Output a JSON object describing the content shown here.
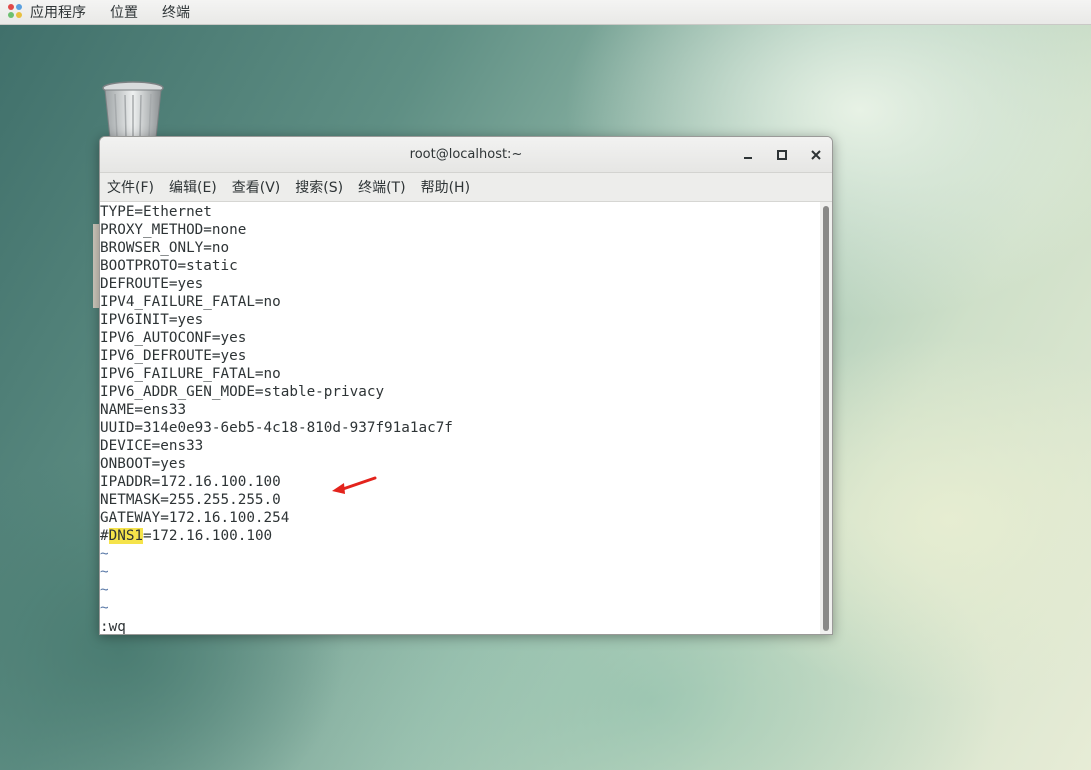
{
  "topbar": {
    "applications": "应用程序",
    "places": "位置",
    "terminal": "终端"
  },
  "window": {
    "title": "root@localhost:~",
    "controls": {
      "minimize": "‒",
      "maximize": "□",
      "close": "✕"
    }
  },
  "menu": {
    "file": "文件(F)",
    "edit": "编辑(E)",
    "view": "查看(V)",
    "search": "搜索(S)",
    "terminal": "终端(T)",
    "help": "帮助(H)"
  },
  "editor": {
    "lines": [
      "TYPE=Ethernet",
      "PROXY_METHOD=none",
      "BROWSER_ONLY=no",
      "BOOTPROTO=static",
      "DEFROUTE=yes",
      "IPV4_FAILURE_FATAL=no",
      "IPV6INIT=yes",
      "IPV6_AUTOCONF=yes",
      "IPV6_DEFROUTE=yes",
      "IPV6_FAILURE_FATAL=no",
      "IPV6_ADDR_GEN_MODE=stable-privacy",
      "NAME=ens33",
      "UUID=314e0e93-6eb5-4c18-810d-937f91a1ac7f",
      "DEVICE=ens33",
      "ONBOOT=yes",
      "IPADDR=172.16.100.100",
      "NETMASK=255.255.255.0",
      "GATEWAY=172.16.100.254"
    ],
    "dns_line": {
      "prefix": "#",
      "highlight": "DNS1",
      "rest": "=172.16.100.100"
    },
    "tilde": "~",
    "command": ":wq"
  },
  "colors": {
    "highlight": "#f5e34a",
    "arrow": "#e3231c",
    "tilde": "#5b7aa8"
  }
}
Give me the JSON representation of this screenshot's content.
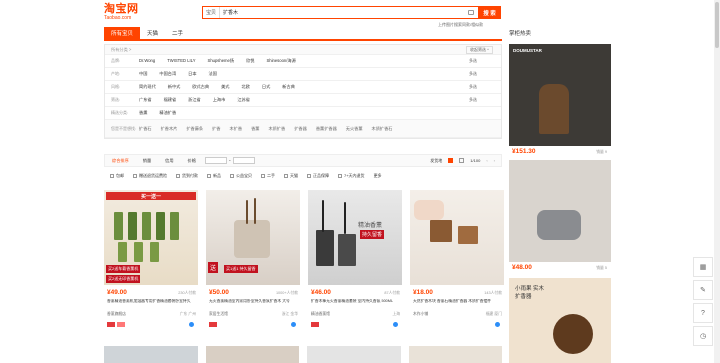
{
  "header": {
    "logo_main": "淘宝网",
    "logo_sub": "Taobao.com",
    "search_scope": "宝贝",
    "search_value": "扩香木",
    "search_button": "搜 索",
    "sub_link": "上传图片搜索同款/相似款"
  },
  "tabs": [
    {
      "label": "所有宝贝"
    },
    {
      "label": "天猫"
    },
    {
      "label": "二手"
    }
  ],
  "filters": {
    "top_label": "所有分类 >",
    "top_right": "收起筛选 ^",
    "rows": [
      {
        "label": "品牌:",
        "values": [
          "Dr.Wong",
          "TWISTED LILY",
          "Shupsheme扬",
          "欣悦",
          "Shinesoon/海源"
        ],
        "more": "多选"
      },
      {
        "label": "产地:",
        "values": [
          "中国",
          "中国台湾",
          "日本",
          "法国"
        ],
        "more": "多选"
      },
      {
        "label": "风格:",
        "values": [
          "简约现代",
          "新中式",
          "欧式古典",
          "美式",
          "北欧",
          "日式",
          "新古典"
        ],
        "more": "多选"
      },
      {
        "label": "筛选:",
        "values": [
          "广东省",
          "福建省",
          "浙江省",
          "上海市",
          "江苏省"
        ],
        "more": "多选"
      },
      {
        "label": "精选分类:",
        "values": [
          "香熏",
          "精油扩香"
        ],
        "more": ""
      }
    ],
    "related_label": "您是不是想找:",
    "related": [
      "扩香石",
      "扩香木片",
      "扩香藤条",
      "扩香",
      "木扩香",
      "香薰",
      "木质扩香",
      "扩香器",
      "香薰扩香器",
      "无火香薰",
      "木质扩香石",
      "木扩香",
      "藤条扩香",
      "香氛"
    ]
  },
  "sortbar": {
    "items": [
      "综合排序",
      "销量",
      "信用",
      "价格"
    ],
    "price_sep": "-",
    "ship": "发货地",
    "page": "1/100"
  },
  "options": [
    "包邮",
    "赠送退货运费险",
    "货到付款",
    "新品",
    "公益宝贝",
    "二手",
    "天猫",
    "正品保障",
    "7+天内退货",
    "更多"
  ],
  "products": [
    {
      "banner": "买一送一",
      "promo": "买2送车载香薰机",
      "promo2": "买2送无印香薰机",
      "price": "¥49.00",
      "sold": "230人付款",
      "title": "香薰精油香薰机加湿器专用扩香精油套装卧室持久",
      "shop": "香薰旗舰店",
      "loc": "广东 广州"
    },
    {
      "banner": "",
      "promo": "送",
      "promo2": "买1送1 持久留香",
      "price": "¥50.00",
      "sold": "1000+人付款",
      "title": "无火香薰精油室内家用卧室持久香氛扩香木 大号",
      "shop": "家居生活馆",
      "loc": "浙江 金华"
    },
    {
      "banner": "",
      "promo": "精油香薰",
      "promo2": "持久留香",
      "price": "¥46.00",
      "sold": "87人付款",
      "title": "扩香木棒无火香薰精油套装 室内持久香氛 500ML",
      "shop": "精油香薰馆",
      "loc": "上海"
    },
    {
      "banner": "",
      "promo": "",
      "promo2": "",
      "price": "¥18.00",
      "sold": "143人付款",
      "title": "天然扩香木块 香薰石精油扩香器 木质扩香摆件",
      "shop": "木作小铺",
      "loc": "福建 厦门"
    }
  ],
  "side": {
    "title": "掌柜热卖",
    "cards": [
      {
        "brand": "DOUMUSTAR",
        "price": "¥151.30",
        "sold": "销量 9"
      },
      {
        "brand": "",
        "price": "¥48.00",
        "sold": "销量 5"
      },
      {
        "brand": "小雨果 实木扩香器",
        "price": "",
        "sold": ""
      }
    ]
  },
  "tools": [
    "qrcode",
    "edit",
    "help",
    "history"
  ]
}
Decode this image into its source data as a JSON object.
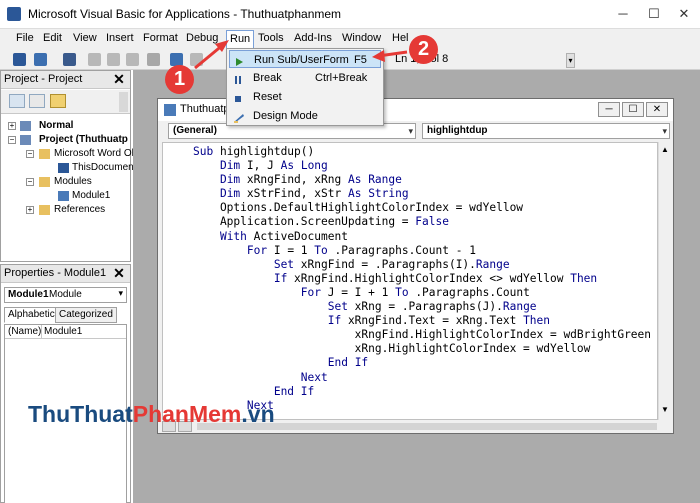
{
  "window": {
    "title": "Microsoft Visual Basic for Applications - Thuthuatphanmem",
    "minimize_glyph": "─",
    "maximize_glyph": "☐",
    "close_glyph": "✕"
  },
  "menubar": {
    "items": [
      "File",
      "Edit",
      "View",
      "Insert",
      "Format",
      "Debug",
      "Run",
      "Tools",
      "Add-Ins",
      "Window",
      "Hel"
    ]
  },
  "toolbar": {
    "position_text": "Ln 1, Col 8"
  },
  "run_menu": {
    "items": [
      {
        "label": "Run Sub/UserForm",
        "shortcut": "F5",
        "icon": "play-icon"
      },
      {
        "label": "Break",
        "shortcut": "Ctrl+Break",
        "icon": "pause-icon"
      },
      {
        "label": "Reset",
        "shortcut": "",
        "icon": "stop-icon"
      },
      {
        "label": "Design Mode",
        "shortcut": "",
        "icon": "design-mode-icon"
      }
    ]
  },
  "project_panel": {
    "title": "Project - Project",
    "tree": [
      {
        "label": "Normal",
        "bold": true
      },
      {
        "label": "Project (Thuthuatp",
        "bold": true
      },
      {
        "label": "Microsoft Word Ol",
        "bold": false
      },
      {
        "label": "ThisDocument",
        "bold": false
      },
      {
        "label": "Modules",
        "bold": false
      },
      {
        "label": "Module1",
        "bold": false
      },
      {
        "label": "References",
        "bold": false
      }
    ]
  },
  "properties_panel": {
    "title": "Properties - Module1",
    "object_name": "Module1",
    "object_type": "Module",
    "tabs": [
      "Alphabetic",
      "Categorized"
    ],
    "row_name": "(Name)",
    "row_value": "Module1"
  },
  "code_window": {
    "title": "Thuthuatp",
    "object_combo": "(General)",
    "proc_combo": "highlightdup",
    "lines": [
      "Sub highlightdup()",
      "    Dim I, J As Long",
      "    Dim xRngFind, xRng As Range",
      "    Dim xStrFind, xStr As String",
      "    Options.DefaultHighlightColorIndex = wdYellow",
      "    Application.ScreenUpdating = False",
      "    With ActiveDocument",
      "        For I = 1 To .Paragraphs.Count - 1",
      "            Set xRngFind = .Paragraphs(I).Range",
      "            If xRngFind.HighlightColorIndex <> wdYellow Then",
      "                For J = I + 1 To .Paragraphs.Count",
      "                    Set xRng = .Paragraphs(J).Range",
      "                    If xRngFind.Text = xRng.Text Then",
      "                        xRngFind.HighlightColorIndex = wdBrightGreen",
      "                        xRng.HighlightColorIndex = wdYellow",
      "                    End If",
      "                Next",
      "            End If",
      "        Next"
    ]
  },
  "annotations": {
    "step1": "1",
    "step2": "2"
  },
  "watermark": {
    "part1": "ThuThuat",
    "part2": "PhanMem",
    "part3": ".vn"
  },
  "colors": {
    "accent": "#7aa0d8",
    "badge": "#e53935",
    "keyword": "#00008b",
    "watermark_dark": "#1a4b7f"
  }
}
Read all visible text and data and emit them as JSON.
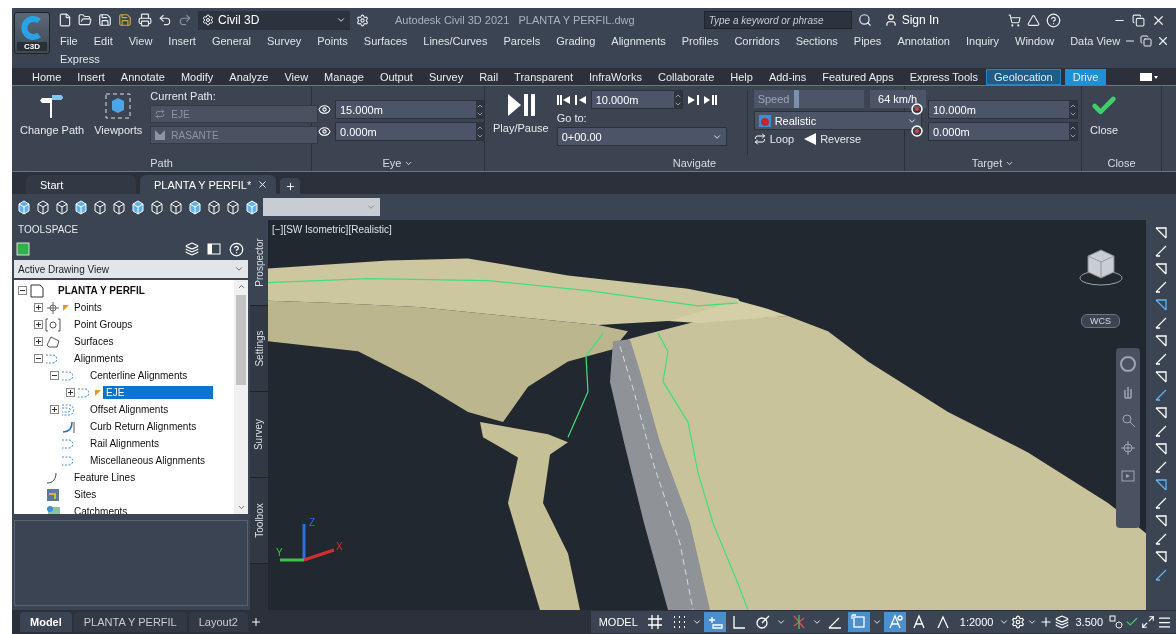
{
  "app": {
    "logo": "C3D",
    "workspace": "Civil 3D",
    "title": "Autodesk Civil 3D 2021   PLANTA Y PERFIL.dwg",
    "search": {
      "placeholder": "Type a keyword or phrase"
    },
    "sign_in": "Sign In"
  },
  "menu_rows": [
    [
      "File",
      "Edit",
      "View",
      "Insert",
      "General",
      "Survey",
      "Points",
      "Surfaces",
      "Lines/Curves",
      "Parcels",
      "Grading",
      "Alignments",
      "Profiles",
      "Corridors",
      "Sections",
      "Pipes",
      "Annotation",
      "Inquiry",
      "Window",
      "Data View"
    ],
    [
      "Express"
    ]
  ],
  "ribbon_tabs": [
    {
      "label": "Home",
      "selected": false,
      "kind": "standard"
    },
    {
      "label": "Insert",
      "selected": false,
      "kind": "standard"
    },
    {
      "label": "Annotate",
      "selected": false,
      "kind": "standard"
    },
    {
      "label": "Modify",
      "selected": false,
      "kind": "standard"
    },
    {
      "label": "Analyze",
      "selected": false,
      "kind": "standard"
    },
    {
      "label": "View",
      "selected": false,
      "kind": "standard"
    },
    {
      "label": "Manage",
      "selected": false,
      "kind": "standard"
    },
    {
      "label": "Output",
      "selected": false,
      "kind": "standard"
    },
    {
      "label": "Survey",
      "selected": false,
      "kind": "standard"
    },
    {
      "label": "Rail",
      "selected": false,
      "kind": "standard"
    },
    {
      "label": "Transparent",
      "selected": false,
      "kind": "standard"
    },
    {
      "label": "InfraWorks",
      "selected": false,
      "kind": "standard"
    },
    {
      "label": "Collaborate",
      "selected": false,
      "kind": "standard"
    },
    {
      "label": "Help",
      "selected": false,
      "kind": "standard"
    },
    {
      "label": "Add-ins",
      "selected": false,
      "kind": "standard"
    },
    {
      "label": "Featured Apps",
      "selected": false,
      "kind": "standard"
    },
    {
      "label": "Express Tools",
      "selected": false,
      "kind": "standard"
    },
    {
      "label": "Geolocation",
      "selected": false,
      "kind": "contextual"
    },
    {
      "label": "Drive",
      "selected": true,
      "kind": "contextual"
    }
  ],
  "ribbon": {
    "path": {
      "title": "Path",
      "change_path": "Change Path",
      "viewports": "Viewports",
      "current_path_label": "Current Path:",
      "alignment": "EJE",
      "profile": "RASANTE"
    },
    "eye": {
      "title": "Eye",
      "height": "15.000m",
      "offset": "0.000m"
    },
    "navigate": {
      "title": "Navigate",
      "play_pause": "Play/Pause",
      "step": "10.000m",
      "go_to_label": "Go to:",
      "go_to": "0+00.00",
      "speed_label": "Speed",
      "speed": {
        "level": 0.41
      },
      "speed_value": "64 km/h",
      "visual_style": "Realistic",
      "loop": "Loop",
      "reverse": "Reverse"
    },
    "target": {
      "title": "Target",
      "distance": "10.000m",
      "offset": "0.000m"
    },
    "close": {
      "title": "Close",
      "button": "Close"
    }
  },
  "file_tabs": [
    {
      "label": "Start",
      "selected": false,
      "closable": false
    },
    {
      "label": "PLANTA Y PERFIL*",
      "selected": true,
      "closable": true
    }
  ],
  "toolspace": {
    "title": "TOOLSPACE",
    "view_select": "Active Drawing View",
    "tree": [
      {
        "label": "PLANTA Y PERFIL",
        "kind": "drawing",
        "expanded": true,
        "selected": false,
        "flag": false,
        "children": [
          {
            "label": "Points",
            "kind": "points",
            "expanded": false,
            "selected": false,
            "flag": true
          },
          {
            "label": "Point Groups",
            "kind": "point-groups",
            "expanded": false,
            "selected": false,
            "flag": false
          },
          {
            "label": "Surfaces",
            "kind": "surfaces",
            "expanded": false,
            "selected": false,
            "flag": false
          },
          {
            "label": "Alignments",
            "kind": "alignment",
            "expanded": true,
            "selected": false,
            "flag": false,
            "children": [
              {
                "label": "Centerline Alignments",
                "kind": "alignment",
                "expanded": true,
                "selected": false,
                "flag": false,
                "children": [
                  {
                    "label": "EJE",
                    "kind": "alignment",
                    "expanded": false,
                    "selected": true,
                    "flag": true
                  }
                ]
              },
              {
                "label": "Offset Alignments",
                "kind": "offset",
                "expanded": false,
                "selected": false,
                "flag": false
              },
              {
                "label": "Curb Return Alignments",
                "kind": "curb",
                "selected": false,
                "flag": false
              },
              {
                "label": "Rail Alignments",
                "kind": "alignment",
                "selected": false,
                "flag": false
              },
              {
                "label": "Miscellaneous Alignments",
                "kind": "alignment",
                "selected": false,
                "flag": false
              }
            ]
          },
          {
            "label": "Feature Lines",
            "kind": "feature-lines",
            "selected": false,
            "flag": false
          },
          {
            "label": "Sites",
            "kind": "sites",
            "selected": false,
            "flag": false
          },
          {
            "label": "Catchments",
            "kind": "catchments",
            "selected": false,
            "flag": false
          }
        ]
      }
    ],
    "side_tabs": [
      {
        "label": "Prospector",
        "selected": true
      },
      {
        "label": "Settings",
        "selected": false
      },
      {
        "label": "Survey",
        "selected": false
      },
      {
        "label": "Toolbox",
        "selected": false
      }
    ]
  },
  "viewport": {
    "label": "[−][SW Isometric][Realistic]",
    "wcs": "WCS",
    "axes": {
      "x": "X",
      "y": "Y",
      "z": "Z"
    }
  },
  "layout_tabs": [
    {
      "label": "Model",
      "selected": true
    },
    {
      "label": "PLANTA Y PERFIL",
      "selected": false
    },
    {
      "label": "Layout2",
      "selected": false
    }
  ],
  "status_bar": {
    "mode": "MODEL",
    "scale": "1:2000",
    "lineweight": "3.500",
    "toggles": [
      {
        "kind": "grid",
        "on": false
      },
      {
        "kind": "snap",
        "on": false
      },
      {
        "kind": "infer",
        "on": true
      },
      {
        "kind": "ortho",
        "on": false
      },
      {
        "kind": "polar",
        "on": false
      },
      {
        "kind": "isodraft",
        "on": false
      },
      {
        "kind": "angle",
        "on": false
      },
      {
        "kind": "osnap",
        "on": true
      },
      {
        "kind": "annotation",
        "on": true
      },
      {
        "kind": "autoscale",
        "on": false
      },
      {
        "kind": "visibility",
        "on": false
      }
    ]
  }
}
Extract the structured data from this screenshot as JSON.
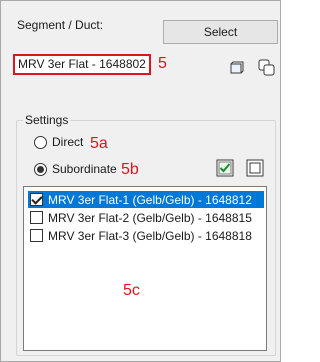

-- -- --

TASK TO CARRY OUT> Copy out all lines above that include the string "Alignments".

WRITTEN ANSWER>
      "Alignments",
            "label": "Alignments",
                "label": "Centerline Alignments",
                "label": "Offset Alignments",
                "label": "Curb Return Alignments",
                "label": "Rail Alignments",
                "label": "Miscellaneous Alignments",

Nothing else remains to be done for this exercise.